WORK INSTRUCTION: For the string "rotate", work out how many lines of the data contain it and give that number with nothing added.

SUPPLIED RECORDS:
[Start of Attachment]
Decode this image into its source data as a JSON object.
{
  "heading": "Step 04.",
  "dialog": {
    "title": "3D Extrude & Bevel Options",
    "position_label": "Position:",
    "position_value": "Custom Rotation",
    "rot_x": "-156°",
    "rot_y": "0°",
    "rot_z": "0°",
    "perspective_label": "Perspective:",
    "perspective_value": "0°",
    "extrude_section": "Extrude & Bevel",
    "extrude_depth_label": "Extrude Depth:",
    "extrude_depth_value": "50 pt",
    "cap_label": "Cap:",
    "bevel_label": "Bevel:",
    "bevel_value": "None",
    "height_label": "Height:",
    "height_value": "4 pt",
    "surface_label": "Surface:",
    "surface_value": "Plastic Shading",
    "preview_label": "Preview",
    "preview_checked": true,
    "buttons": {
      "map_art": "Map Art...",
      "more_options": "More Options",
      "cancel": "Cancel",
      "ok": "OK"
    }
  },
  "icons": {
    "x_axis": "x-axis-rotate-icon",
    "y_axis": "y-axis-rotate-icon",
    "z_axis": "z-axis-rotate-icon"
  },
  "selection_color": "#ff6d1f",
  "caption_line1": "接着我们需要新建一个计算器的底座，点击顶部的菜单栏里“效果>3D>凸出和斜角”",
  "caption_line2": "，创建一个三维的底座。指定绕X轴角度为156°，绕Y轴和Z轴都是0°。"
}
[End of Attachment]
YOUR SOLUTION: 3